Lot 140

Monaco 2012

1980 Ducati 860 Corsa


€8,775 EUR | Sold

Monaco | Monaco, Monaco



Frame No.
Engine No.

Specifications: 864 cc SOHC Desmo V-twin, five speeds.

By 1973, prospects for Ducati in Formula 750 looked bleak thanks to the rise of the two-strokes. As a result, Fabio Taglioni decided to focus on endurance racing, which did not have any engine restrictions.

By fitting the 86-mm racing pistons from the 450 single to the 750 V-twin, an 864-cc engine was created and made its debut at the Barcelona 24 Hour Race in 1973. The race took place in the 2.25-mile street course at Montjuich Park in July, and riders Salvador Canellas and Benjamin Grau won at an average speed of 71 mph, completing 720 laps and beating the 2nd place Bultaco by 16 laps. Like the Imola racers, they used the early 750 round case engines, with dry clutch and centre axle Marzocchi forks and Lockheed pattern Scarab brakes.

The 750 Super Sport went into production in 1974, but Grau and Canellas returned to the Barcelona 24 Hours again, with the 860 bike now producing 90 horsepower. They led once again, but this time the gearbox failed at hour 16. Their third attempt at Montjuich occurred in 1975, when their 905-cc V-twin won at 71.74 mph, and they beat their early record by 11 laps.

Meanwhile, the square-case 860-cc engine had made its way into the 750 SS frame to create the 900 SS. One could still get a 750 SS in 1975, but it had a sleeved-down version of the square-case motor.
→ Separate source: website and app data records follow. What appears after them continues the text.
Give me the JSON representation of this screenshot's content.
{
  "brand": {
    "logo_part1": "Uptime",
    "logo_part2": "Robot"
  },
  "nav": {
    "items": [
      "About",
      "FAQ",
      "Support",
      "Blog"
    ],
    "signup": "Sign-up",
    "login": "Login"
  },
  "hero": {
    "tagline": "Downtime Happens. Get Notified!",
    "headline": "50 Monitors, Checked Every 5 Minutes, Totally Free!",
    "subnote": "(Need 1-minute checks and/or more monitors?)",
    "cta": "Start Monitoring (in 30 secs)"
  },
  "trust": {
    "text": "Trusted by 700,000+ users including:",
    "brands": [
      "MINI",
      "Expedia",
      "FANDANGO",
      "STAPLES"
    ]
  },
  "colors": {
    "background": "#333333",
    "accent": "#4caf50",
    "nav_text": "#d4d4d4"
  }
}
At least the 900 SS owed little to the disappointing 860 GT and retained the right-side gearshift, small CEV taillight, fibreglass fuel tank, open bell-mouth carburettors and no provision for turn signals. These were still basically production racers but with some serious reliability problems. Chief among them were an abrupt ignition advance and heavier pistons, which placed an unsupportable strain on big end bearings.

The problems would be addressed in 1978 with the 900 SS and 750 SS gaining a steel tank instead of the pretty Imola fibreglass one, a left-side gear shift, smaller 32-mm carburettors, quiet Lafranconi silencers and Aprilia switch gear. Luckily many bikes came with the real Contis pipes and 40-mm Dell’Orto carburettors in the crate.

The bike on offer here is a 1980 model and has benefitted from an NCR race kit and is said to have period competition history, being presented in the condition in which it was last raced. It has Marzocchi forks and adjustable rear shock absorbers, PHM 40-mm Dell’Orto carburettors, Brembo brakes, Campagnolo rims and a big-valve engine with race cam, race pistons and special clutch. While it will need fettling, the new owner will certainly enjoy its performance.